[WHAT IS REQUIRED]:
Each line of the records needs to come back exactly as written.
[Opening RECORD EXCERPTS section]
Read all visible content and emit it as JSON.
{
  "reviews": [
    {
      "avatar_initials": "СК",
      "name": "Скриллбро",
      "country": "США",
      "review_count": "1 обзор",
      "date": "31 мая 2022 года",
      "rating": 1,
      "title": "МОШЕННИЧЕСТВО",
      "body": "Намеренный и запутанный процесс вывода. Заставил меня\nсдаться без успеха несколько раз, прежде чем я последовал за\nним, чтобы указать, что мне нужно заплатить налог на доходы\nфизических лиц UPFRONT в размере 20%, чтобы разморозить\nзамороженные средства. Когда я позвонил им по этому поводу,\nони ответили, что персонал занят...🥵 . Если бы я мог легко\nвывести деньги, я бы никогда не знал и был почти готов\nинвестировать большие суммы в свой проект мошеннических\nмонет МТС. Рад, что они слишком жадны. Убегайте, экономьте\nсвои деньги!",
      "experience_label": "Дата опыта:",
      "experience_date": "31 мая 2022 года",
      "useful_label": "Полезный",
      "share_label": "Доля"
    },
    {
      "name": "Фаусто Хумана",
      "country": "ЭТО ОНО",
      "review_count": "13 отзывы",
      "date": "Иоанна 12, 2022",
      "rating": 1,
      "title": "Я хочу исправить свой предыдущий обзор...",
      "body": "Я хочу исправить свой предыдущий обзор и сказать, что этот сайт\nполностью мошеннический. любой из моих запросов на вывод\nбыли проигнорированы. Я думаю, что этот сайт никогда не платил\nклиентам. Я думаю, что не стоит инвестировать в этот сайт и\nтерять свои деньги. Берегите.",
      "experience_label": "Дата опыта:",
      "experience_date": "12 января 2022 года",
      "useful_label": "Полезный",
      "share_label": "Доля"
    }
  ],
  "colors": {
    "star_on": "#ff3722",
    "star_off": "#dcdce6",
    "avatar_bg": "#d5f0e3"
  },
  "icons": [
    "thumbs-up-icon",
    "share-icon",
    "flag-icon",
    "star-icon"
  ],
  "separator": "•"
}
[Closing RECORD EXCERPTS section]
[PROBLEM SOLUTION]:
Read all visible content and emit it as JSON.
{
  "reviews": [
    {
      "avatar_initials": "СК",
      "name": "Скриллбро",
      "country": "США",
      "review_count": "1 обзор",
      "date": "31 мая 2022 года",
      "rating": 1,
      "title": "МОШЕННИЧЕСТВО",
      "body": "Намеренный и запутанный процесс вывода. Заставил меня\nсдаться без успеха несколько раз, прежде чем я последовал за\nним, чтобы указать, что мне нужно заплатить налог на доходы\nфизических лиц UPFRONT в размере 20%, чтобы разморозить\nзамороженные средства. Когда я позвонил им по этому поводу,\nони ответили, что персонал занят...🥵 . Если бы я мог легко\nвывести деньги, я бы никогда не знал и был почти готов\nинвестировать большие суммы в свой проект мошеннических\nмонет МТС. Рад, что они слишком жадны. Убегайте, экономьте\nсвои деньги!",
      "experience_label": "Дата опыта:",
      "experience_date": "31 мая 2022 года",
      "useful_label": "Полезный",
      "share_label": "Доля"
    },
    {
      "name": "Фаусто Хумана",
      "country": "ЭТО ОНО",
      "review_count": "13 отзывы",
      "date": "Иоанна 12, 2022",
      "rating": 1,
      "title": "Я хочу исправить свой предыдущий обзор...",
      "body": "Я хочу исправить свой предыдущий обзор и сказать, что этот сайт\nполностью мошеннический. любой из моих запросов на вывод\nбыли проигнорированы. Я думаю, что этот сайт никогда не платил\nклиентам. Я думаю, что не стоит инвестировать в этот сайт и\nтерять свои деньги. Берегите.",
      "experience_label": "Дата опыта:",
      "experience_date": "12 января 2022 года",
      "useful_label": "Полезный",
      "share_label": "Доля"
    }
  ],
  "colors": {
    "star_on": "#ff3722",
    "star_off": "#dcdce6",
    "avatar_bg": "#d5f0e3"
  },
  "icons": [
    "thumbs-up-icon",
    "share-icon",
    "flag-icon",
    "star-icon"
  ],
  "separator": "•"
}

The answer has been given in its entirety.